START Exercise material

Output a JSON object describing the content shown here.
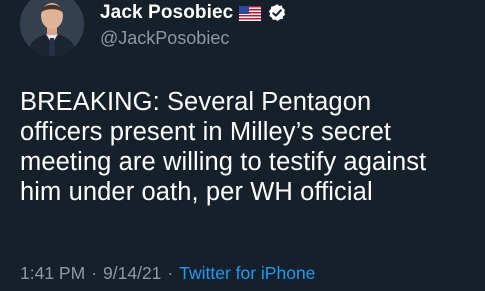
{
  "author": {
    "display_name": "Jack Posobiec",
    "handle": "@JackPosobiec",
    "flag_icon": "us-flag-icon",
    "verified_icon": "verified-badge-icon",
    "verified_color": "#ffffff"
  },
  "tweet": {
    "text": "BREAKING: Several Pentagon\nofficers present in Milley’s secret\nmeeting are willing to testify against\nhim under oath, per WH official"
  },
  "meta": {
    "time": "1:41 PM",
    "separator": "·",
    "date": "9/14/21",
    "source": "Twitter for iPhone"
  },
  "colors": {
    "background": "#15202b",
    "secondary_text": "#8b98a5",
    "link": "#1d9bf0"
  }
}
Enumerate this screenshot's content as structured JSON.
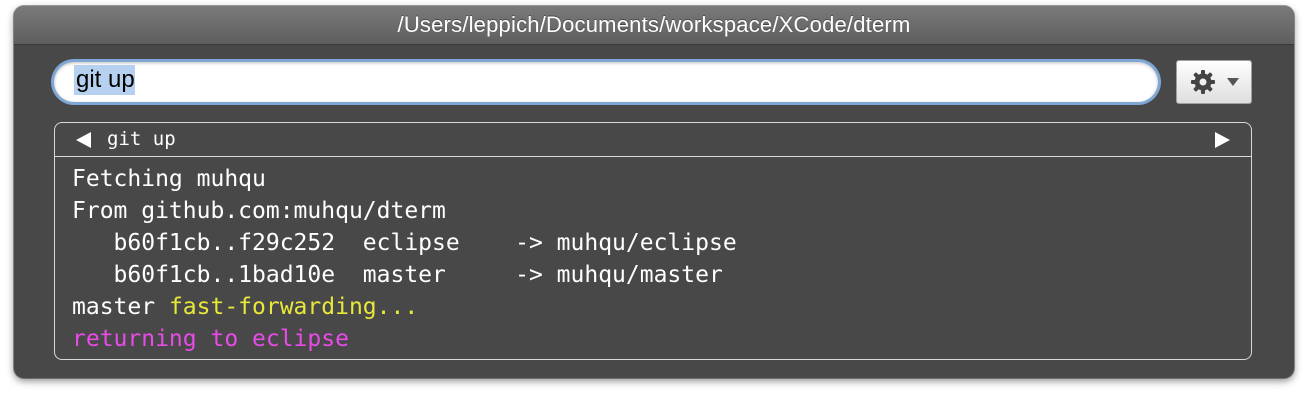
{
  "window": {
    "title": "/Users/leppich/Documents/workspace/XCode/dterm"
  },
  "search": {
    "value": "git up"
  },
  "toolbar": {
    "action_menu_icon": "gear-icon",
    "dropdown_icon": "chevron-down-icon"
  },
  "panel": {
    "command": "git up",
    "prev_icon": "triangle-left-icon",
    "next_icon": "triangle-right-icon"
  },
  "output": {
    "lines": [
      {
        "text": "Fetching muhqu"
      },
      {
        "text": "From github.com:muhqu/dterm"
      },
      {
        "text": "   b60f1cb..f29c252  eclipse    -> muhqu/eclipse"
      },
      {
        "text": "   b60f1cb..1bad10e  master     -> muhqu/master"
      },
      {
        "prefix": "master ",
        "highlight": "fast-forwarding..."
      },
      {
        "text": "returning to eclipse"
      }
    ]
  },
  "colors": {
    "window_bg": "#484848",
    "titlebar": "#6e6e6e",
    "focus_ring": "#7fa7d6",
    "selection": "#b5d1ef",
    "yellow_text": "#e8e83a",
    "magenta_text": "#e84be8"
  }
}
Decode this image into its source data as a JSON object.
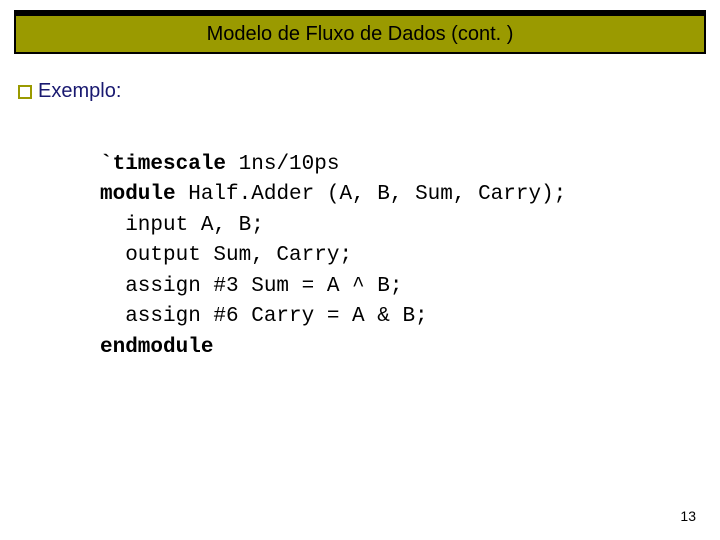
{
  "title": "Modelo de Fluxo de Dados (cont. )",
  "bullet": {
    "label": "Exemplo:"
  },
  "code": {
    "l1a": "`timescale",
    "l1b": " 1ns/10ps",
    "l2a": "module",
    "l2b": " Half.Adder (A, B, Sum, Carry);",
    "l3": "  input A, B;",
    "l4": "  output Sum, Carry;",
    "l5": "  assign #3 Sum = A ^ B;",
    "l6": "  assign #6 Carry = A & B;",
    "l7": "endmodule"
  },
  "page_number": "13"
}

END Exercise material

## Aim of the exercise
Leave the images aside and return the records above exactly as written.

## Output for this task
Output a JSON object describing the content shown here.
{
  "author": {
    "display_name": "Jack Posobiec",
    "handle": "@JackPosobiec",
    "flag_icon": "us-flag-icon",
    "verified_icon": "verified-badge-icon",
    "verified_color": "#ffffff"
  },
  "tweet": {
    "text": "BREAKING: Several Pentagon\nofficers present in Milley’s secret\nmeeting are willing to testify against\nhim under oath, per WH official"
  },
  "meta": {
    "time": "1:41 PM",
    "separator": "·",
    "date": "9/14/21",
    "source": "Twitter for iPhone"
  },
  "colors": {
    "background": "#15202b",
    "secondary_text": "#8b98a5",
    "link": "#1d9bf0"
  }
}
Enumerate this screenshot's content as structured JSON.
{
  "window": {
    "title": "/Users/leppich/Documents/workspace/XCode/dterm"
  },
  "search": {
    "value": "git up"
  },
  "toolbar": {
    "action_menu_icon": "gear-icon",
    "dropdown_icon": "chevron-down-icon"
  },
  "panel": {
    "command": "git up",
    "prev_icon": "triangle-left-icon",
    "next_icon": "triangle-right-icon"
  },
  "output": {
    "lines": [
      {
        "text": "Fetching muhqu"
      },
      {
        "text": "From github.com:muhqu/dterm"
      },
      {
        "text": "   b60f1cb..f29c252  eclipse    -> muhqu/eclipse"
      },
      {
        "text": "   b60f1cb..1bad10e  master     -> muhqu/master"
      },
      {
        "prefix": "master ",
        "highlight": "fast-forwarding..."
      },
      {
        "text": "returning to eclipse"
      }
    ]
  },
  "colors": {
    "window_bg": "#484848",
    "titlebar": "#6e6e6e",
    "focus_ring": "#7fa7d6",
    "selection": "#b5d1ef",
    "yellow_text": "#e8e83a",
    "magenta_text": "#e84be8"
  }
}
Decode this image into its source data as a JSON object.
{
  "title": "Modelo de Fluxo de Dados (cont. )",
  "bullet": {
    "label": "Exemplo:"
  },
  "code": {
    "l1a": "`timescale",
    "l1b": " 1ns/10ps",
    "l2a": "module",
    "l2b": " Half.Adder (A, B, Sum, Carry);",
    "l3": "  input A, B;",
    "l4": "  output Sum, Carry;",
    "l5": "  assign #3 Sum = A ^ B;",
    "l6": "  assign #6 Carry = A & B;",
    "l7": "endmodule"
  },
  "page_number": "13"
}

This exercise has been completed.